# TASK MATERIAL
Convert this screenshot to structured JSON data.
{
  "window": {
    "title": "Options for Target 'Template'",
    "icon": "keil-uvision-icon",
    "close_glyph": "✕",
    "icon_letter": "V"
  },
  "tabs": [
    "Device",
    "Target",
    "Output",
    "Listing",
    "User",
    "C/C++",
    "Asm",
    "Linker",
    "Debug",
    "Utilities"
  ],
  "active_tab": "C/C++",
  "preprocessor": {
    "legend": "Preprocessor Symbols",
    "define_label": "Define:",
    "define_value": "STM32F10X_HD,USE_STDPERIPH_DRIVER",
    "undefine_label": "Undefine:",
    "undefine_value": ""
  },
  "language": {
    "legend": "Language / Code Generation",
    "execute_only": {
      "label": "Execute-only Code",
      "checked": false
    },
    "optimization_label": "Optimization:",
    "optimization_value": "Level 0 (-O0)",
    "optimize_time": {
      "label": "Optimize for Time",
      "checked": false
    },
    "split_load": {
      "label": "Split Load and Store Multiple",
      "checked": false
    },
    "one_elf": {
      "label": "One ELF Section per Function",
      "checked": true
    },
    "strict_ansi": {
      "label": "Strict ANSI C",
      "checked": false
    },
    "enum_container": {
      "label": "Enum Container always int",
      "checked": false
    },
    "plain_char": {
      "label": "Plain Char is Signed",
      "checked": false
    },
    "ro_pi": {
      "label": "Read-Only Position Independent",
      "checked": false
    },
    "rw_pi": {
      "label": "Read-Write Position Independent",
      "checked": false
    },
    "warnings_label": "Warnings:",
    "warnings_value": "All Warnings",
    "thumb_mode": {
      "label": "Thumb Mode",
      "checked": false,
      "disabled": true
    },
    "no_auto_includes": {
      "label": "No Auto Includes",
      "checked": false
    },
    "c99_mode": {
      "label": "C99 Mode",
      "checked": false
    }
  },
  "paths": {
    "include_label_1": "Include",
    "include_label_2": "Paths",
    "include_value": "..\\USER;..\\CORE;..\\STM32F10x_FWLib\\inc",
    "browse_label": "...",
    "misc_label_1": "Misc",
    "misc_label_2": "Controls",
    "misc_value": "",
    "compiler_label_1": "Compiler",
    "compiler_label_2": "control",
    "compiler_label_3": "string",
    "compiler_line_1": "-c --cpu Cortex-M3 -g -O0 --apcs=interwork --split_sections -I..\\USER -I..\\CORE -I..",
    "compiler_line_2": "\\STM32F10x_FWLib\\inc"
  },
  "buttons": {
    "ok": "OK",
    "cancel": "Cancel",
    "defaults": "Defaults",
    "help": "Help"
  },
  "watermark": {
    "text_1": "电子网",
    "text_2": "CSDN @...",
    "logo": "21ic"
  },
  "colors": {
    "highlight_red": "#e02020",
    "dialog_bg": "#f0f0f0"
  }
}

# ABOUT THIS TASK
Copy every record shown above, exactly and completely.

# RESPONSE AREA
Convert this screenshot to structured JSON data.
{
  "window": {
    "title": "Options for Target 'Template'",
    "icon": "keil-uvision-icon",
    "close_glyph": "✕",
    "icon_letter": "V"
  },
  "tabs": [
    "Device",
    "Target",
    "Output",
    "Listing",
    "User",
    "C/C++",
    "Asm",
    "Linker",
    "Debug",
    "Utilities"
  ],
  "active_tab": "C/C++",
  "preprocessor": {
    "legend": "Preprocessor Symbols",
    "define_label": "Define:",
    "define_value": "STM32F10X_HD,USE_STDPERIPH_DRIVER",
    "undefine_label": "Undefine:",
    "undefine_value": ""
  },
  "language": {
    "legend": "Language / Code Generation",
    "execute_only": {
      "label": "Execute-only Code",
      "checked": false
    },
    "optimization_label": "Optimization:",
    "optimization_value": "Level 0 (-O0)",
    "optimize_time": {
      "label": "Optimize for Time",
      "checked": false
    },
    "split_load": {
      "label": "Split Load and Store Multiple",
      "checked": false
    },
    "one_elf": {
      "label": "One ELF Section per Function",
      "checked": true
    },
    "strict_ansi": {
      "label": "Strict ANSI C",
      "checked": false
    },
    "enum_container": {
      "label": "Enum Container always int",
      "checked": false
    },
    "plain_char": {
      "label": "Plain Char is Signed",
      "checked": false
    },
    "ro_pi": {
      "label": "Read-Only Position Independent",
      "checked": false
    },
    "rw_pi": {
      "label": "Read-Write Position Independent",
      "checked": false
    },
    "warnings_label": "Warnings:",
    "warnings_value": "All Warnings",
    "thumb_mode": {
      "label": "Thumb Mode",
      "checked": false,
      "disabled": true
    },
    "no_auto_includes": {
      "label": "No Auto Includes",
      "checked": false
    },
    "c99_mode": {
      "label": "C99 Mode",
      "checked": false
    }
  },
  "paths": {
    "include_label_1": "Include",
    "include_label_2": "Paths",
    "include_value": "..\\USER;..\\CORE;..\\STM32F10x_FWLib\\inc",
    "browse_label": "...",
    "misc_label_1": "Misc",
    "misc_label_2": "Controls",
    "misc_value": "",
    "compiler_label_1": "Compiler",
    "compiler_label_2": "control",
    "compiler_label_3": "string",
    "compiler_line_1": "-c --cpu Cortex-M3 -g -O0 --apcs=interwork --split_sections -I..\\USER -I..\\CORE -I..",
    "compiler_line_2": "\\STM32F10x_FWLib\\inc"
  },
  "buttons": {
    "ok": "OK",
    "cancel": "Cancel",
    "defaults": "Defaults",
    "help": "Help"
  },
  "watermark": {
    "text_1": "电子网",
    "text_2": "CSDN @...",
    "logo": "21ic"
  },
  "colors": {
    "highlight_red": "#e02020",
    "dialog_bg": "#f0f0f0"
  }
}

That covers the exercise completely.